● PROMPT: All lines from the entries below that contain the string "this" should be copied out.

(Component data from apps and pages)
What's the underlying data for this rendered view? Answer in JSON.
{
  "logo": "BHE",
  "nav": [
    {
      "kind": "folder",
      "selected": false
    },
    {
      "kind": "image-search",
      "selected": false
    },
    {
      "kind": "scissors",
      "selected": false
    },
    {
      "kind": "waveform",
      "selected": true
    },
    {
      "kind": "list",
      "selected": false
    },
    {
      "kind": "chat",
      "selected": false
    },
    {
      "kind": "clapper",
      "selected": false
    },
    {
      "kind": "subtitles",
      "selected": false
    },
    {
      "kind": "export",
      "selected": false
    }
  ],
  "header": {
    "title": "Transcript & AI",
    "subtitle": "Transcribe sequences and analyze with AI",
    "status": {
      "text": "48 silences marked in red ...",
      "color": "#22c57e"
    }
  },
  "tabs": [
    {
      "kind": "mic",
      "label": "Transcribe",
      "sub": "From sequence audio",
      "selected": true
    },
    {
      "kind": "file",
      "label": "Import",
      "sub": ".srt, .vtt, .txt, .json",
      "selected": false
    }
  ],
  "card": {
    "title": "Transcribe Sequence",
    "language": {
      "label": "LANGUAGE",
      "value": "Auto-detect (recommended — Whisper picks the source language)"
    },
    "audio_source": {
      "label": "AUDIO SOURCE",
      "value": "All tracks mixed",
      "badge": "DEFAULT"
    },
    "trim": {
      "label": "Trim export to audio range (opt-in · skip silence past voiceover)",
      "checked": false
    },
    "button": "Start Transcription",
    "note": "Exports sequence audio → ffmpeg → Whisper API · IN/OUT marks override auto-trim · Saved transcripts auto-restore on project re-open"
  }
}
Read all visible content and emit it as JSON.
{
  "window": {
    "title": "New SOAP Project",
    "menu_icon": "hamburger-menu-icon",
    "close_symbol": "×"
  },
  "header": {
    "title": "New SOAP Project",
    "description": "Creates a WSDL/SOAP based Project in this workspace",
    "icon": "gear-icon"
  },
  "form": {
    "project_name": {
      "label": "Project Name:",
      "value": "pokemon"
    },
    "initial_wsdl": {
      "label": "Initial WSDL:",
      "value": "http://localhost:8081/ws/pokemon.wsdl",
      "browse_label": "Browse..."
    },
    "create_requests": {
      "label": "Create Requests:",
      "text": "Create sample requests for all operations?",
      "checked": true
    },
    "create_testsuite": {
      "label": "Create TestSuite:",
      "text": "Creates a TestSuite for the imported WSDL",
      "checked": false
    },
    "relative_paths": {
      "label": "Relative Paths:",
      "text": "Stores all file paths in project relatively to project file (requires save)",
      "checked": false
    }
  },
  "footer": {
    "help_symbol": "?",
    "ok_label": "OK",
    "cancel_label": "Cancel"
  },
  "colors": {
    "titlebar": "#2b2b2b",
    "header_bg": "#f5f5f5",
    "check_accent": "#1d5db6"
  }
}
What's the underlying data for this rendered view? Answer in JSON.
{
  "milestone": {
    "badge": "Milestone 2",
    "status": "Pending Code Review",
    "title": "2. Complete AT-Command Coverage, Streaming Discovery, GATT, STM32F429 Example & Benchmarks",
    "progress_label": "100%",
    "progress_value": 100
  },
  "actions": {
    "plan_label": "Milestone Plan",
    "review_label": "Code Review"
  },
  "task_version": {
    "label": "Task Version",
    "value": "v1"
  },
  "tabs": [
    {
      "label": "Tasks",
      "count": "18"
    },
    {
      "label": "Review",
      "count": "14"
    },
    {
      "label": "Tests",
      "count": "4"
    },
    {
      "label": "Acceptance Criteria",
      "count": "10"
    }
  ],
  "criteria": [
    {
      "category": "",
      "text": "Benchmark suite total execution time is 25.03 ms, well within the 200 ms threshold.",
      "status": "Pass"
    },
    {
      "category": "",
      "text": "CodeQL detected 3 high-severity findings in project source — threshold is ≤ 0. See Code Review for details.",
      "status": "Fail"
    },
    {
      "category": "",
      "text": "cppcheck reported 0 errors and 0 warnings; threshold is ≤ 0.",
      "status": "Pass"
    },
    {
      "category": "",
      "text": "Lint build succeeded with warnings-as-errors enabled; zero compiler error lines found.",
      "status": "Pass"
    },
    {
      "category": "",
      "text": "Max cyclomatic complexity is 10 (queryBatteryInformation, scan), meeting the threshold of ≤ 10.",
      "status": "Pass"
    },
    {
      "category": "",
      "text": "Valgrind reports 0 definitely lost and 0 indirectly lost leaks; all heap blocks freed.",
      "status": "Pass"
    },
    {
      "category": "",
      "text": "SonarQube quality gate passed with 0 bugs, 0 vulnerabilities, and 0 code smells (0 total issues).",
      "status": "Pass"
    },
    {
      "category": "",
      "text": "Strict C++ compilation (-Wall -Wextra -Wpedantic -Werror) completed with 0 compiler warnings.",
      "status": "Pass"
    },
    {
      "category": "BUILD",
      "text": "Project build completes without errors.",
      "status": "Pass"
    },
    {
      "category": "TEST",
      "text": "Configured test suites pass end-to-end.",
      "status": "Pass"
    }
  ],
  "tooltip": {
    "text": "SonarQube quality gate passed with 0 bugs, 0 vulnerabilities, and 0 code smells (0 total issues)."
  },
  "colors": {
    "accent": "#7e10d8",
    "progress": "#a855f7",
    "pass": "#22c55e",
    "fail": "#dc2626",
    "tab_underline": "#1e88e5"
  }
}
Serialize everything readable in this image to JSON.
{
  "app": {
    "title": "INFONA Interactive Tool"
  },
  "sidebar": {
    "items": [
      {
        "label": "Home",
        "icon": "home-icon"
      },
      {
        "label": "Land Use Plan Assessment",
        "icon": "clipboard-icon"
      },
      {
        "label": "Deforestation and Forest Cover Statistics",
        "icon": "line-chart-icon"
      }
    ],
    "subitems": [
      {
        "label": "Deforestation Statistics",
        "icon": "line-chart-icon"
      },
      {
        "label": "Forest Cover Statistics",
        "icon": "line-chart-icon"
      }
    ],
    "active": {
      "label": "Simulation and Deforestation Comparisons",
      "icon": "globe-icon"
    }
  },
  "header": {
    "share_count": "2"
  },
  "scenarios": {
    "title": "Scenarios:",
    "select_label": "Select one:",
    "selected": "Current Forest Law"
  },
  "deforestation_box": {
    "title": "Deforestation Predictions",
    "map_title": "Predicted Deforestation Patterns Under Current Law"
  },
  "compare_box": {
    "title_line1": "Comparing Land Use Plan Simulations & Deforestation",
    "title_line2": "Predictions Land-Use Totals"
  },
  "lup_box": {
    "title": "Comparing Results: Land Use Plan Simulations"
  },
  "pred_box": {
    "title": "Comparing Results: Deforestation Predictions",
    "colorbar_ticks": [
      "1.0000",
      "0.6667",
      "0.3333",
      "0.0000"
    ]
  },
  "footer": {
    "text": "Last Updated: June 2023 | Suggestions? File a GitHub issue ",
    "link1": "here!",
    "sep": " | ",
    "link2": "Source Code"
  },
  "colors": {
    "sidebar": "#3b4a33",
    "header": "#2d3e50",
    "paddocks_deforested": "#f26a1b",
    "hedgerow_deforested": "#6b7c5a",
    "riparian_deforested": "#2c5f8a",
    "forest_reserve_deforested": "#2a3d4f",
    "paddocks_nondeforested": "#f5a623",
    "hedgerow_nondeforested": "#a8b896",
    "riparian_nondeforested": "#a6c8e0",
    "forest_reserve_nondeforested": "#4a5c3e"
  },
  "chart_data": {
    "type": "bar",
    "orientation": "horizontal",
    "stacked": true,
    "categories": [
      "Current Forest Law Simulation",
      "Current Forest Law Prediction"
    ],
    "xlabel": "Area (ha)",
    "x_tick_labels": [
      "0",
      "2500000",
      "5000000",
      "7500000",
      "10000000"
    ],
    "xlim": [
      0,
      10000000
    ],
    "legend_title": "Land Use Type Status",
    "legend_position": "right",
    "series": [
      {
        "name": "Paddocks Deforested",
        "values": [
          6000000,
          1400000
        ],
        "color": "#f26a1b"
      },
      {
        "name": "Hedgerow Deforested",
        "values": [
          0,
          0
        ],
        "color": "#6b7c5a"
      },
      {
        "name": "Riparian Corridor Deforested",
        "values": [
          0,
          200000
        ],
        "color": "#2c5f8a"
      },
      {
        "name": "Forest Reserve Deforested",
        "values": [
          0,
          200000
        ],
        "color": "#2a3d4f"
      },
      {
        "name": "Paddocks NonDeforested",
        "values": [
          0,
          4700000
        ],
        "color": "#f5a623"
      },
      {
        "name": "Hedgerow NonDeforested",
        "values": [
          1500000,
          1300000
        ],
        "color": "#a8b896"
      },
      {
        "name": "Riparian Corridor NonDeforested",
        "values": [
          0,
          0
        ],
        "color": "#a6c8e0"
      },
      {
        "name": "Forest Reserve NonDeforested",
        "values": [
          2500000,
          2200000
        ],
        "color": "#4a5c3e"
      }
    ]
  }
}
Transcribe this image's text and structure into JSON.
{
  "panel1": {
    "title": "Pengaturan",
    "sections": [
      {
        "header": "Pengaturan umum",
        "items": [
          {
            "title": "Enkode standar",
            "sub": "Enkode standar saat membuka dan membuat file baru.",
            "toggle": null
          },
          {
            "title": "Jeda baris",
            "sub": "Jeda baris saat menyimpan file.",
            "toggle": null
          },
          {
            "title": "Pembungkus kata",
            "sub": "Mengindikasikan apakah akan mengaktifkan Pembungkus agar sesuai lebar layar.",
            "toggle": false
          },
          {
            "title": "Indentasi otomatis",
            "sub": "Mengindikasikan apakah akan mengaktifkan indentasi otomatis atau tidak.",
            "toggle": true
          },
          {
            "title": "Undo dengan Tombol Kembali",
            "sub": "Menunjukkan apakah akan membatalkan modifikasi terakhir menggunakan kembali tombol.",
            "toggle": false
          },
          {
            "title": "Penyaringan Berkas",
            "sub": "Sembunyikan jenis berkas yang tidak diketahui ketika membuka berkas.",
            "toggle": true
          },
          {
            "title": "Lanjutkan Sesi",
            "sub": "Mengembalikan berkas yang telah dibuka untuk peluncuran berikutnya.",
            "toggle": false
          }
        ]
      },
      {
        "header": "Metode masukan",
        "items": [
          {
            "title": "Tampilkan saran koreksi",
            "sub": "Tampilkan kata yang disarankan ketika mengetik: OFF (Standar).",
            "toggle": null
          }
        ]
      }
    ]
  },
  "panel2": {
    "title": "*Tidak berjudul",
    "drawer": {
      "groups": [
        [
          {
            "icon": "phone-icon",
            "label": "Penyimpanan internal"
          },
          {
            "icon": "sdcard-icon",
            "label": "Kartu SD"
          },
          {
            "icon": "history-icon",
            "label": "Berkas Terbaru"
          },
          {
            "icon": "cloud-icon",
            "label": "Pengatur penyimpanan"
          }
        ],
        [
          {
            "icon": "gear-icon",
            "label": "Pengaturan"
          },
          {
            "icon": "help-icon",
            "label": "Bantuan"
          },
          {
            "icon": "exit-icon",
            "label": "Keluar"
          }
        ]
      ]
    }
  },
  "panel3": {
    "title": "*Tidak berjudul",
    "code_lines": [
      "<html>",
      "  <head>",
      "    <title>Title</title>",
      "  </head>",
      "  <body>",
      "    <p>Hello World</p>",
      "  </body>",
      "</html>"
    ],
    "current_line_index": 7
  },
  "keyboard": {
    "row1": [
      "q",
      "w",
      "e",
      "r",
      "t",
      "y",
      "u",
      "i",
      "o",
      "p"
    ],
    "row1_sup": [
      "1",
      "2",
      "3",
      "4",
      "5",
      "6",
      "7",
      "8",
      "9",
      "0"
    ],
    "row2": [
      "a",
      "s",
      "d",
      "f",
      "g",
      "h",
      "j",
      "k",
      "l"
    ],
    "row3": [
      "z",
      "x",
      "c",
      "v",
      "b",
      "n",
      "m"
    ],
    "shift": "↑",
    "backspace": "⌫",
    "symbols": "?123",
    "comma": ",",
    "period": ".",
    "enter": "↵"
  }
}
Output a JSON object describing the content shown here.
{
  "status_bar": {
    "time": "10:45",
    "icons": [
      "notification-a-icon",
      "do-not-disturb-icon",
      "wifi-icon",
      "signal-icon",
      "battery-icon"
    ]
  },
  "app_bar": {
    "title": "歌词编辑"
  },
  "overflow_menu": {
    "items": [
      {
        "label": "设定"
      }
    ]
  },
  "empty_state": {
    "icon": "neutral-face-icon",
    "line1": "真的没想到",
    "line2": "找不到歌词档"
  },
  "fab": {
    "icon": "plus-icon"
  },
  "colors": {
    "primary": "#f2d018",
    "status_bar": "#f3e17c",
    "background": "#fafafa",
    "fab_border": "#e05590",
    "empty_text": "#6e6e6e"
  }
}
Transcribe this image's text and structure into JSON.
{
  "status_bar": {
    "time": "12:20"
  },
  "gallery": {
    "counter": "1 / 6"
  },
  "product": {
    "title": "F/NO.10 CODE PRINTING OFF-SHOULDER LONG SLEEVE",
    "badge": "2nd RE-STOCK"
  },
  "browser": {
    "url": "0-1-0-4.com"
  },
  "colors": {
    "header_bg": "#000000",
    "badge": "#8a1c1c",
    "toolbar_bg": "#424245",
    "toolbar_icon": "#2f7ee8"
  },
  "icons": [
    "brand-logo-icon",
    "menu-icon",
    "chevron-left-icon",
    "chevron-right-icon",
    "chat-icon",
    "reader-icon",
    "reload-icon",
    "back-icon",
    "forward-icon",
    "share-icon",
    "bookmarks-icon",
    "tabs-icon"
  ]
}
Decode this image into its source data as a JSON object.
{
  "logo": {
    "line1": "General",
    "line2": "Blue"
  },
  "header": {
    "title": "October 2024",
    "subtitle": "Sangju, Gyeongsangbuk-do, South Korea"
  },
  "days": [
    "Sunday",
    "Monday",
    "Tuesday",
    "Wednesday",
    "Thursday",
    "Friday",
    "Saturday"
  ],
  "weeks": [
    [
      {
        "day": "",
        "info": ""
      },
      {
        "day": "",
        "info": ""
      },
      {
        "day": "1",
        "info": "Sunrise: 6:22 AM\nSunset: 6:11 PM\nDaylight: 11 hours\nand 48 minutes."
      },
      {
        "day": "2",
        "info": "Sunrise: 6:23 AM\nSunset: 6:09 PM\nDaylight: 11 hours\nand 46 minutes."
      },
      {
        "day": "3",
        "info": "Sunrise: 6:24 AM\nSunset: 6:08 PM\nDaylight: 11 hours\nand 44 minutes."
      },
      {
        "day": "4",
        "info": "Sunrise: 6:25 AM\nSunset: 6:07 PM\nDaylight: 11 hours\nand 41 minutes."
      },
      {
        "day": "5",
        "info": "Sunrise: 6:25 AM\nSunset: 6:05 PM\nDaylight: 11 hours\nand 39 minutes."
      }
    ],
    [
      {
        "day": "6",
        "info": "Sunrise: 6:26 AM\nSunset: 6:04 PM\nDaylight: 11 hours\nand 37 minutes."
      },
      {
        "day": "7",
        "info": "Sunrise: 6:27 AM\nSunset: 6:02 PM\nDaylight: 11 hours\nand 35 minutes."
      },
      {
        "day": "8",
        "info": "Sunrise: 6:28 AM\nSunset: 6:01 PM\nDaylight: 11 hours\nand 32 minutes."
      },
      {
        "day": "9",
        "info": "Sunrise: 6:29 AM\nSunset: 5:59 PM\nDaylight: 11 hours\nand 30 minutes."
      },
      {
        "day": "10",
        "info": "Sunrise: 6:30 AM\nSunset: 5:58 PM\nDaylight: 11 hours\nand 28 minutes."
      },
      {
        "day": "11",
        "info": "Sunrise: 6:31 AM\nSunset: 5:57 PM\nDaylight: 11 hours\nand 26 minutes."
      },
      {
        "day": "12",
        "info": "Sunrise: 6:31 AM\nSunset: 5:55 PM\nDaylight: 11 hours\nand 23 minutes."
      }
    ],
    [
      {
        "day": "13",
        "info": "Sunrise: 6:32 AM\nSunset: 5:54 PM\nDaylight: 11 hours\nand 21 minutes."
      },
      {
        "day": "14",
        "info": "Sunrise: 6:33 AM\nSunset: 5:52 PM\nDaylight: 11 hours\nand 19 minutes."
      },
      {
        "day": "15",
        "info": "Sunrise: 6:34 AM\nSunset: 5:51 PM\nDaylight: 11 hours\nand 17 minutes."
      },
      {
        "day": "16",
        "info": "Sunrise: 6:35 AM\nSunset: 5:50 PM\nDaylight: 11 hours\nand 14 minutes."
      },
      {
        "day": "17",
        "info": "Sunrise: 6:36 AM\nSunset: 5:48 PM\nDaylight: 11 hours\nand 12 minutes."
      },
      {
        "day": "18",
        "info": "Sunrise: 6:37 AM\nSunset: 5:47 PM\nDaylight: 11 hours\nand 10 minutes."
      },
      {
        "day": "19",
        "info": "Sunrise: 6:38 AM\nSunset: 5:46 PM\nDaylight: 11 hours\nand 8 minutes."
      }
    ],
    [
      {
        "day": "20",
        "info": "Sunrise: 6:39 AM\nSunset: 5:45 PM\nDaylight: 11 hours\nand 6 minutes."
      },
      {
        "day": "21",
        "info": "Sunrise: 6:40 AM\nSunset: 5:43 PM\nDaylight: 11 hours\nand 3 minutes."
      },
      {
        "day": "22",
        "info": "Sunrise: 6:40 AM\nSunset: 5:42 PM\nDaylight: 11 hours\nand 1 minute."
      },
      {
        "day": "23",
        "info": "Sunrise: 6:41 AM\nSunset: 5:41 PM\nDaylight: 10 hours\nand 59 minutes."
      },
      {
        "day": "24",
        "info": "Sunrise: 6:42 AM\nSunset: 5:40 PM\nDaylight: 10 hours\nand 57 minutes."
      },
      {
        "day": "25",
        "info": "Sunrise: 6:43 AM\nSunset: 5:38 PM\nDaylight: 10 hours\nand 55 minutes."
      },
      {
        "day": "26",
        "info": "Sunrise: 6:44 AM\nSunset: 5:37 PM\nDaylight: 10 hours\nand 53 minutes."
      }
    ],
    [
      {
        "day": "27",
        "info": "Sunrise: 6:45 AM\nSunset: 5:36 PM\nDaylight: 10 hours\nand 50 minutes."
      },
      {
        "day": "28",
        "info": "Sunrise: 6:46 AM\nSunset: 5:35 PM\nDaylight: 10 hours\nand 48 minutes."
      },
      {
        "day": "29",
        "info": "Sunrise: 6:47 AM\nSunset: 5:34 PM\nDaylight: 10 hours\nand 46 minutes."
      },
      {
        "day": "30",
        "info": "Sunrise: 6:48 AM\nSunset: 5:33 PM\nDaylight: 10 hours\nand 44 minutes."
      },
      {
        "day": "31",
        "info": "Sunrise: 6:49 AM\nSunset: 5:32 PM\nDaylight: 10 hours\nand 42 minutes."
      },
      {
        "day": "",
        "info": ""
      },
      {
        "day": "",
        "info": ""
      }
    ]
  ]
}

● EXERCISE SOLUTION:
What's the underlying data for this rendered view? Answer in JSON.
    "description": "Creates a WSDL/SOAP based Project in this workspace",
What's the underlying data for this rendered view? Answer in JSON.
Serialize everything readable in this image to JSON.
Transcribe this image's text and structure into JSON.
Transcribe this image's text and structure into JSON.
Decode this image into its source data as a JSON object.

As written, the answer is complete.